Planning Ideas that Matter, an MIT Press book edited by Christina Rosan, assistant professor of geography and urban studies, has recently been released.
Planning Ideas That Matter charts the trajectories of livability, territoriality, governance and reflective professional practice in an increasingly interconnected world. The book's contributors, leading theorists and practitioners, discuss livability in terms of such issues as urban density, land use and the relationship between the built environment and natural systems; examine levels of territorial organization, drawing on literature on regionalism, metropolitanism and territorial competition; describe the ways planning connects to policy making and implementation in a variety of political contexts; and consider how planners conceive of their work and learn from practice.

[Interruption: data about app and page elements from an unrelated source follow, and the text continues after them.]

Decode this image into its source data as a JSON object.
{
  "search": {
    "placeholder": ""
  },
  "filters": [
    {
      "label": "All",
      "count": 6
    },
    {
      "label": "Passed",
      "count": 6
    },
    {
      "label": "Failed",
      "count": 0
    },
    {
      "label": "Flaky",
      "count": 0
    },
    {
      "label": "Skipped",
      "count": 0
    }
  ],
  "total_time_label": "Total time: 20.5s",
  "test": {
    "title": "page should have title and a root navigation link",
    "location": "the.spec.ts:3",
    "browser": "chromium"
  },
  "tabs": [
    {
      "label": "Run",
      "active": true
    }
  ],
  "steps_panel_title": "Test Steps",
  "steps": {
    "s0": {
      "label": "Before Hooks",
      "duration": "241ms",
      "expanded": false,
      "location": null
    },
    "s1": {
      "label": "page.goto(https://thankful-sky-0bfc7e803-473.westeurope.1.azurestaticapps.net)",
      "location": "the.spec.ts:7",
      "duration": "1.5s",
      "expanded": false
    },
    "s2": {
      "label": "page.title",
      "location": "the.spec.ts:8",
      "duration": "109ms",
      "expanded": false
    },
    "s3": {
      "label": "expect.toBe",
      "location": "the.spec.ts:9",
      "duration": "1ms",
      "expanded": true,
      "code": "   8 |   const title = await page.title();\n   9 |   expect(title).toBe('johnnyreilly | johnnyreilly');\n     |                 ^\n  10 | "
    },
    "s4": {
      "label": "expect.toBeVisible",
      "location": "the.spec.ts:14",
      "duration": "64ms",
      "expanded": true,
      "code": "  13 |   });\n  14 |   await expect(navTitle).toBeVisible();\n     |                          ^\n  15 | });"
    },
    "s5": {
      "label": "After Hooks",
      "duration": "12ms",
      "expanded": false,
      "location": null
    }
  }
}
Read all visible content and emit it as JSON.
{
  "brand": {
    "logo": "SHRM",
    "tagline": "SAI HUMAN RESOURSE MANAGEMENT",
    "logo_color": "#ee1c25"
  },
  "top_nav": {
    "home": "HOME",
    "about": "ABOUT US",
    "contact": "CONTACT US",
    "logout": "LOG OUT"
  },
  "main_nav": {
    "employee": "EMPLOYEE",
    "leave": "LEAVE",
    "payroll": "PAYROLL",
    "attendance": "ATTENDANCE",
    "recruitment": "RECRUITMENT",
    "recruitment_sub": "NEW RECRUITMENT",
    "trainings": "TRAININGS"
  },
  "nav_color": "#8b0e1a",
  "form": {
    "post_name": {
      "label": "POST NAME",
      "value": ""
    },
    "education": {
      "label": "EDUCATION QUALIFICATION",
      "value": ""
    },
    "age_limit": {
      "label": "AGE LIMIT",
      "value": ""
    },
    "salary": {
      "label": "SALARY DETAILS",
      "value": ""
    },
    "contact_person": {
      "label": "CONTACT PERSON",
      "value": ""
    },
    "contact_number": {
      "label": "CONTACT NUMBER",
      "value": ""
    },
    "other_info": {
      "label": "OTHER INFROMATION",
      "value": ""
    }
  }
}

Throughout, the emphasis is on how individuals and institutions--including government, business, professional organizations and universities--have framed planning problems and ideas. The focus is less on techniques and programs than on the underlying concepts that have animated professional discourse over the years.